The FDA has granted tentative approval of the first generic version of AstraZeneca’s blockbuster drug Symbicort. Viatris and Kindeva Drug Delivery secured the tentative approval but still face a patent barrier to launch, with AstraZeneca prevailing in a court case last week.
U.S. sales of Symbicort grew 23% last year to top $1 billion. Growth in the U.S., where an authorized generic came to market in January 2020, enabled AstraZeneca to increase global sales by 9% despite off-patent competitors putting Symbicort under pressure in some territories. Viatris, the result of the Mylan-Pfizer Upjohn combination, is now gearing up to try to eat away at U.S. sales of Symbicort.
The tentative FDA approval covers a budesonide/formoterol fumarate dihydrate formulation created by Viatris and Kindeva, a specialist in inhaled drug delivery, and moves the partners a step closer to introducing an inhaler product to challenge AstraZeneca.
However, the launch of the inhaled treatment for asthma and chronic obstructive pulmonary disease is subject to the elimination of intellectual property barriers. Mylan, now Viatris, has been involved in a patent dispute with AstraZeneca that briefly dragged in 3M and now involves Kindeva. Last week, the U.S. District Court for the Northern District of West Virginia ruled in favor of AstraZeneca.
Mylan and Kindeva sought to show claims in three AstraZeneca patents to be invalid.

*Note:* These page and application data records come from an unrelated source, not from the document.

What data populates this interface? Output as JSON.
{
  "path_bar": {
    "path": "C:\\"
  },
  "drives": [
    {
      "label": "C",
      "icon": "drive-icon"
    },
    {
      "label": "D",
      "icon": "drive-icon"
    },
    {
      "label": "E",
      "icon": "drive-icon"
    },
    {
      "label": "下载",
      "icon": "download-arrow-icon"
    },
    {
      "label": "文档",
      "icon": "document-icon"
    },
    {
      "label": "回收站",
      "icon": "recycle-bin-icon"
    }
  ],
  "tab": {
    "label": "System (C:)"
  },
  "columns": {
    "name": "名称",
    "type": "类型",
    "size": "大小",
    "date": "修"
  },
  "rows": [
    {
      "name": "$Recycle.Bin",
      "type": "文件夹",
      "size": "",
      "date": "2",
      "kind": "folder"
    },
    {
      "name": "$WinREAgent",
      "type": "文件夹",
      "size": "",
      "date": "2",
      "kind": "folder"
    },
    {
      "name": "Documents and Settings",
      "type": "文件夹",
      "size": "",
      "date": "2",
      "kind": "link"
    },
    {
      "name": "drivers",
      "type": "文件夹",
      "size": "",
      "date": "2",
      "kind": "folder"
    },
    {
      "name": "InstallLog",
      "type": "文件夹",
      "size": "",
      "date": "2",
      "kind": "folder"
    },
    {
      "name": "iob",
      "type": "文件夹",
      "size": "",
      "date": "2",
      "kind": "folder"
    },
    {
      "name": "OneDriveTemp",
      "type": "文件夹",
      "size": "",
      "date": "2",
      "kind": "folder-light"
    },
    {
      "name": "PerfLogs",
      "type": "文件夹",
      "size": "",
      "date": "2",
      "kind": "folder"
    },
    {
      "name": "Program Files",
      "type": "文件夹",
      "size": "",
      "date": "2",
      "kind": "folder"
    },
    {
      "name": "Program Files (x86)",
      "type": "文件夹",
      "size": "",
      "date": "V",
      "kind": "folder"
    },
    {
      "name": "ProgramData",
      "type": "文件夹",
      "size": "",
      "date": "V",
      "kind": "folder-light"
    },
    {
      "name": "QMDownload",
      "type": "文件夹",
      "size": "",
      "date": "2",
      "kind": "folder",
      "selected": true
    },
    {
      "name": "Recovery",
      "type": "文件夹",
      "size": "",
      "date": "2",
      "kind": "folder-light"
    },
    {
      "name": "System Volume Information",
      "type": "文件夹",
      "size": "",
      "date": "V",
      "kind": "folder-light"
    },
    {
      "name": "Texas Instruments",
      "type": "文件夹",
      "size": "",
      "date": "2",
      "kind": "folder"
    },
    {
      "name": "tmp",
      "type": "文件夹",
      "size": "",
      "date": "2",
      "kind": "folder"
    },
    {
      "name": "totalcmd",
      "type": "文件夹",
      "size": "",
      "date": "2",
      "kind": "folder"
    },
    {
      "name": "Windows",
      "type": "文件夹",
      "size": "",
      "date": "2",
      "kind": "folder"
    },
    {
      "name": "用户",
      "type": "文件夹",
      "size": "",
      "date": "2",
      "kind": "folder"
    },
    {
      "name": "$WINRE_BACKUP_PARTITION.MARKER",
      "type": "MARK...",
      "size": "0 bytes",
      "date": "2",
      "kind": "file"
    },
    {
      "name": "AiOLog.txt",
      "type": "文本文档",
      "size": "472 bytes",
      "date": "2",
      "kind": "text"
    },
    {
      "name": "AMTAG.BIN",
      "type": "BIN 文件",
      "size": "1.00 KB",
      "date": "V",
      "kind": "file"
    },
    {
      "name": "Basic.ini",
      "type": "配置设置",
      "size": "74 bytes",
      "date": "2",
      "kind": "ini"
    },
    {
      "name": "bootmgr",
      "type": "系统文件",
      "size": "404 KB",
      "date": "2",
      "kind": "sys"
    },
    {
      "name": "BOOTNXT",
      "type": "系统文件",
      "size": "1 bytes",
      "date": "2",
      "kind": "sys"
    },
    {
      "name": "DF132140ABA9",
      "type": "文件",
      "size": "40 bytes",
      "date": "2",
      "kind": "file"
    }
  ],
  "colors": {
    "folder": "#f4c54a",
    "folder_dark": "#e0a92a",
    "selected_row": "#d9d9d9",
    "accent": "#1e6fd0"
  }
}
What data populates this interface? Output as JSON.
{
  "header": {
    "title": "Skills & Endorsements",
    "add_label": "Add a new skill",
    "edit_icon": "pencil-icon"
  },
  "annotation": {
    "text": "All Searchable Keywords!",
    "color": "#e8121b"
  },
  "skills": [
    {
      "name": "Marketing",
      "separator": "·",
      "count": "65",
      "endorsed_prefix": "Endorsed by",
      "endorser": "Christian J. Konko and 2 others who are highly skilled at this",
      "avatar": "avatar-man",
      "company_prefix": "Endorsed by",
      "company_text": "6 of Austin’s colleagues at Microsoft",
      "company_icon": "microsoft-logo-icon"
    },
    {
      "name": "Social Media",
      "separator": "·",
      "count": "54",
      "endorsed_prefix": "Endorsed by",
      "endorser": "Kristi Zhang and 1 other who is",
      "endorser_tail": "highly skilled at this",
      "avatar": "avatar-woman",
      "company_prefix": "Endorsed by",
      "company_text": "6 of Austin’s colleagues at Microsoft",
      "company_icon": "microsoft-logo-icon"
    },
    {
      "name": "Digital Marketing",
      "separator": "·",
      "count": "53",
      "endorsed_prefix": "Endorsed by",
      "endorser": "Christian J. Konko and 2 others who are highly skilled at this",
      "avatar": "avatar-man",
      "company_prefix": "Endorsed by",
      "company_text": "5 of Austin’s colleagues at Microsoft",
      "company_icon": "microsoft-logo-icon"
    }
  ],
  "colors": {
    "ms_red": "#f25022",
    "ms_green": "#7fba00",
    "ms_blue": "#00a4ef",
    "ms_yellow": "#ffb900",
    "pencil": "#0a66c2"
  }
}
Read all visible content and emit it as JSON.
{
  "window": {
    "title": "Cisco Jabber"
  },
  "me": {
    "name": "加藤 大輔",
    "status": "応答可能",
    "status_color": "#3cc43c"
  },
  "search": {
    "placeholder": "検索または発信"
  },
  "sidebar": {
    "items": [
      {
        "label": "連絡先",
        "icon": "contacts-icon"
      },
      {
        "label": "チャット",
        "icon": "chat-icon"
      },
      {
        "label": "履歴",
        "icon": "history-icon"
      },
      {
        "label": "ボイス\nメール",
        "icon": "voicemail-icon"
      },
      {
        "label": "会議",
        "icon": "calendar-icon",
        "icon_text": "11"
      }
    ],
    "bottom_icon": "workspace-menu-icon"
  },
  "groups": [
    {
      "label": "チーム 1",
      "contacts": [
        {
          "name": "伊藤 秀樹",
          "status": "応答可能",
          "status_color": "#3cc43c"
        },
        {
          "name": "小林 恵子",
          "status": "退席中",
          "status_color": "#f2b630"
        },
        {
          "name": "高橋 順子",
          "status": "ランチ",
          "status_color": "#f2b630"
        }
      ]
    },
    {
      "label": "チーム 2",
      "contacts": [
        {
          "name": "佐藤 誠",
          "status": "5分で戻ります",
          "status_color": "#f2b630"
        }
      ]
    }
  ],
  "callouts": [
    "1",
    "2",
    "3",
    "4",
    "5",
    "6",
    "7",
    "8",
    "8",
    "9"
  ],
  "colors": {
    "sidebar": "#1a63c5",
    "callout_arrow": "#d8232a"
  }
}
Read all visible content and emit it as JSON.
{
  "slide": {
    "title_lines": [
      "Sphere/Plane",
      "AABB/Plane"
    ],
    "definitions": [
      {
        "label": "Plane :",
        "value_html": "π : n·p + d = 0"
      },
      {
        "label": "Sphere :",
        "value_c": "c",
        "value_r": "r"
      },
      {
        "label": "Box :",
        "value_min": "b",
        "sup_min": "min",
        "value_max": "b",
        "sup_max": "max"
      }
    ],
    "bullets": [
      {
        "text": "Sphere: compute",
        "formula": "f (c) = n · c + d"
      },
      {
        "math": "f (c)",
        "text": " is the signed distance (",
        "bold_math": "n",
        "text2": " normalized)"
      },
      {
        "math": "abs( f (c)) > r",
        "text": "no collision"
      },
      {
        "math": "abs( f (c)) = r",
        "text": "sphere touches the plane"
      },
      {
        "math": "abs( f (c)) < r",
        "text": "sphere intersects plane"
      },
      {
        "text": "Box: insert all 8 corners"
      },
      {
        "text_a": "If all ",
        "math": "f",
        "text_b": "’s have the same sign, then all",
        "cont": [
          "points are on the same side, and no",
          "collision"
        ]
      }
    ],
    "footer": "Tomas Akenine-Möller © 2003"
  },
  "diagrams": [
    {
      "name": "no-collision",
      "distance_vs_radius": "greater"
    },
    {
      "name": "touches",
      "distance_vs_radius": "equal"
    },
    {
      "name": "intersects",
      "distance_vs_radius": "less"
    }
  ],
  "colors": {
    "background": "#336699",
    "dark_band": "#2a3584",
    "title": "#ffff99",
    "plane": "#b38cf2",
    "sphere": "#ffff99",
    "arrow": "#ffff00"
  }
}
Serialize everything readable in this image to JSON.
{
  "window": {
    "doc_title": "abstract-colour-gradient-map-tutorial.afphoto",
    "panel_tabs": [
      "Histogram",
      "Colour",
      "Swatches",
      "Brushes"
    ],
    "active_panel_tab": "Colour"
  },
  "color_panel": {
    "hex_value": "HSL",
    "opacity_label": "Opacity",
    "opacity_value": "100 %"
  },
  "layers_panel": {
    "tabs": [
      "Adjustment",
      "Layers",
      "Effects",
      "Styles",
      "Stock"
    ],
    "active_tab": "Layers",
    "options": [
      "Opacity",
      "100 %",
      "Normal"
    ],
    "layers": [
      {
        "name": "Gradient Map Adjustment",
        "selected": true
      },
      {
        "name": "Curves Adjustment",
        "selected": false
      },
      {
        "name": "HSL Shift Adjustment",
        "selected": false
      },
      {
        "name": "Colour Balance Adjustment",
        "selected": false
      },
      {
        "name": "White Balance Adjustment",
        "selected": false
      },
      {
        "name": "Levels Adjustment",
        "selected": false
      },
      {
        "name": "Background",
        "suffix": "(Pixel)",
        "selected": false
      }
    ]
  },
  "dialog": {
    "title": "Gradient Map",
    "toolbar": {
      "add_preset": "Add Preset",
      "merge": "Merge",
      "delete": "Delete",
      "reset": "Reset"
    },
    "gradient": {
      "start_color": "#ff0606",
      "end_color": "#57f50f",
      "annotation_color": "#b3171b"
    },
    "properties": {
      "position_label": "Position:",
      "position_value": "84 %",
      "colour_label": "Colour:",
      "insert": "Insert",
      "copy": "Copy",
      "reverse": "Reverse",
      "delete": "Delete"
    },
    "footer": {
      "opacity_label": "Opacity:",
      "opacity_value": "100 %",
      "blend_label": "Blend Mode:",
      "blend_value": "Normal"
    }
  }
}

The court ruled against the partners, but the row is set to continue. Viatris and Kindeva said they disagree with the decision and plan to “file an appeal to continue vigorously defending their position that the patents are invalid.”
For now, the patents are blocking Viatris’ path to market, leading the FDA to only grant its generic a tentative approval. Viatris has not included revenues from generic Symbicort in its 2021 guidance. When the product does come to market, Kindeva will support the launch using the commercial filling and packaging lines at its plant in Northridge, California.